The prognosis for flooded lawns isn’t encouraging. Luckily, there’s enough time left in the growing season to repair the damage.
Replacing dead grass:
It’s important to remember that dead grass blocks the growth of live grass. Like tumors, areas of dead turf must be excised to allow growth of healthy sod. Dead areas should be dug up, filled with topsoil (filling-in areas that flooded is a good idea anyway), and resodded. (I recommend some type of zoysia.) The newly-sodded areas should be given an initial treatment of broad-spectrum fungicide, followed by a treatment of bifenthrin (a grub-killer) a couple of days later. A couple of days after that, the new sod should be treated with potash to promote parasite resistance and root growth.
Saving weakened grass:
Areas that survived submersion still face the prospect of an untimely death. These grasses have weakened immune systems and are ill-prepared to counter the intensified attack from fungus and grubs in the wake of the deluge. To have a better chance of survival, these areas should be aerated and treated with fungicide and bifenthrin, following the instructions above, to eliminate parasites. Later, they should be treated with potash to promote healthy immune systems and new root growth.
It’s important to note that potash, like most chemicals, is harmful when applied frequently. Treating a lawn with potash at the end of the growing season is a good idea, but an application of potash after the flood should be considered the final application of the year.

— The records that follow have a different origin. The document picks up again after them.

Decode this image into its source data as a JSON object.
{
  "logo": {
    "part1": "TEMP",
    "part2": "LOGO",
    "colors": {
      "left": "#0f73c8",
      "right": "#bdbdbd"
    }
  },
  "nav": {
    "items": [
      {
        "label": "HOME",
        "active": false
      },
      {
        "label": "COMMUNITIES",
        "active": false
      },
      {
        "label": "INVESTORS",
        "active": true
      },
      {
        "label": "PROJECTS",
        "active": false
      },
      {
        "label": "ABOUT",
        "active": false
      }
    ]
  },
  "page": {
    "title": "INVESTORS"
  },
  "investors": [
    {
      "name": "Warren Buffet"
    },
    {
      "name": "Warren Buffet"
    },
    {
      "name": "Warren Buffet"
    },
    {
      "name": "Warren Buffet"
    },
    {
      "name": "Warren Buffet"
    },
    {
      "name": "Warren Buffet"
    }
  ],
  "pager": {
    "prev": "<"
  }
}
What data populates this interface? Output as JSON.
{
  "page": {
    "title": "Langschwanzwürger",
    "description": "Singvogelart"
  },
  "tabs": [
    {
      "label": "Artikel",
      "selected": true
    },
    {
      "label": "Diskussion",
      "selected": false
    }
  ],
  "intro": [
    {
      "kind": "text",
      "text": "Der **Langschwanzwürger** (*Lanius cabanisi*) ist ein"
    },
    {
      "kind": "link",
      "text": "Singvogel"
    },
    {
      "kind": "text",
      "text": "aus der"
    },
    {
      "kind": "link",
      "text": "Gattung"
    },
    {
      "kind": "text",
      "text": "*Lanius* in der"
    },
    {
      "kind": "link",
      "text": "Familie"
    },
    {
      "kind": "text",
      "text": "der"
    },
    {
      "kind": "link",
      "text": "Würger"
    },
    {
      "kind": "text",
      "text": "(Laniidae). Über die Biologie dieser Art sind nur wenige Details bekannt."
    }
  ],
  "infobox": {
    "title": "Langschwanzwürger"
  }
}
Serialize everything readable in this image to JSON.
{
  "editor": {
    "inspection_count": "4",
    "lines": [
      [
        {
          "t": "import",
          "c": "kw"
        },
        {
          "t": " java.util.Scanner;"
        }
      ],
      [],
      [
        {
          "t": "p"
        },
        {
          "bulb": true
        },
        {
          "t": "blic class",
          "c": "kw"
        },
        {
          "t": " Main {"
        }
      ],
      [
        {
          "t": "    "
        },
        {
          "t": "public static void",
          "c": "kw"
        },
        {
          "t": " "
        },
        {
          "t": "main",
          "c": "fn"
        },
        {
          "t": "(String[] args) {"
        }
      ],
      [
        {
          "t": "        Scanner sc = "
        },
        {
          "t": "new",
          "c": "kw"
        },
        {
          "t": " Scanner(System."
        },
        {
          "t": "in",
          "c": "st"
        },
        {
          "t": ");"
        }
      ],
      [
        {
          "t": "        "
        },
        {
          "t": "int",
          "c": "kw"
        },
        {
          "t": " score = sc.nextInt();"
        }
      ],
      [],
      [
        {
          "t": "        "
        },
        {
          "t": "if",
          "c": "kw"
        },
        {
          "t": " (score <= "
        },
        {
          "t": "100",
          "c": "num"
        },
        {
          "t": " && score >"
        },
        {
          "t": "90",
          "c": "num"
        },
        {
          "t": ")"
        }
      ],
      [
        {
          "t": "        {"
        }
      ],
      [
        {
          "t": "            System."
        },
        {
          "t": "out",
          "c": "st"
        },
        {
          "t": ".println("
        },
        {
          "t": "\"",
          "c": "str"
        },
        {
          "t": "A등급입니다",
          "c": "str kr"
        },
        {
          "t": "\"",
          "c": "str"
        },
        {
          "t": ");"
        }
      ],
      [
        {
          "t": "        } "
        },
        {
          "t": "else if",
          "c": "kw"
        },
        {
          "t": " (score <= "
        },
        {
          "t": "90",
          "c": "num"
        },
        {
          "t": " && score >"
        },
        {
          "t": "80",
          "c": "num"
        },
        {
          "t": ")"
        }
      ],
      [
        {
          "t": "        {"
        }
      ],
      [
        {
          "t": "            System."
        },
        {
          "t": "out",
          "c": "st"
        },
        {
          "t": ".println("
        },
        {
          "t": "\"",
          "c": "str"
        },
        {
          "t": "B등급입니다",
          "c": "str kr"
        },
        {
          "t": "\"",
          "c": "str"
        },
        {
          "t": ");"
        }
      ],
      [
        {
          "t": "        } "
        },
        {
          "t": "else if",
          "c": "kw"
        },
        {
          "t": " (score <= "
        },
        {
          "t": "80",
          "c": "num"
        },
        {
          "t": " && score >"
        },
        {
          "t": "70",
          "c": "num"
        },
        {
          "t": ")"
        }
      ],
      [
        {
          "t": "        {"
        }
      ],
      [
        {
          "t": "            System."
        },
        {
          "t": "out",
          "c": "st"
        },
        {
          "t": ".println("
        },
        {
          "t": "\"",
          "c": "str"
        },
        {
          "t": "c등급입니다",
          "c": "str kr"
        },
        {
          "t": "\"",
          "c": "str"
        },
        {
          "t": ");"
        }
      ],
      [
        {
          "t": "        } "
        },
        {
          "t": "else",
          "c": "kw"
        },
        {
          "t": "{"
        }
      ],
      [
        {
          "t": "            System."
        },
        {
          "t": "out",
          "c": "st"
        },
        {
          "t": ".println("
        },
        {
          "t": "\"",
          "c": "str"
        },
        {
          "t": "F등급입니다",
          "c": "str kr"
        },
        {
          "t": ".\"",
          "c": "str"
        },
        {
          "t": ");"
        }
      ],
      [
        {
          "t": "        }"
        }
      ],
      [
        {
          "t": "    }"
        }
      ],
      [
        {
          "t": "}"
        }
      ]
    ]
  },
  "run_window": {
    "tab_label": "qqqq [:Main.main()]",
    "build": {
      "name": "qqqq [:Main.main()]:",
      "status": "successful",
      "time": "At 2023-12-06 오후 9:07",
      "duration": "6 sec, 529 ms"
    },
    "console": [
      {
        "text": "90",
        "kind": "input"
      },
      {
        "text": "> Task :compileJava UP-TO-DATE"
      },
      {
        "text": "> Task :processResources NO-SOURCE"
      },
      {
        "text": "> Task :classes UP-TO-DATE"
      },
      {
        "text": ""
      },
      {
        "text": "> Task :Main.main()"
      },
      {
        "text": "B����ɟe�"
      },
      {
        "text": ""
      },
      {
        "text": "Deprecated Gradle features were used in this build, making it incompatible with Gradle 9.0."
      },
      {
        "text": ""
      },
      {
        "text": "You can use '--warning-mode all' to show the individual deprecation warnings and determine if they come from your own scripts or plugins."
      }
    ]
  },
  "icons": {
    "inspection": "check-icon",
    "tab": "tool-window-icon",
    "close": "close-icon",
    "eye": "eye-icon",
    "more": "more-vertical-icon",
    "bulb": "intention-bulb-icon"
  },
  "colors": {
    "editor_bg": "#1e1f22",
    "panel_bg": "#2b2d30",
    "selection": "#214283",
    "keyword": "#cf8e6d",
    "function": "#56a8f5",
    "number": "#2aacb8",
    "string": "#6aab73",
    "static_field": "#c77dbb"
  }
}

Good luck! May there be many sunny days ahead.
Seth Mason, Charleston SC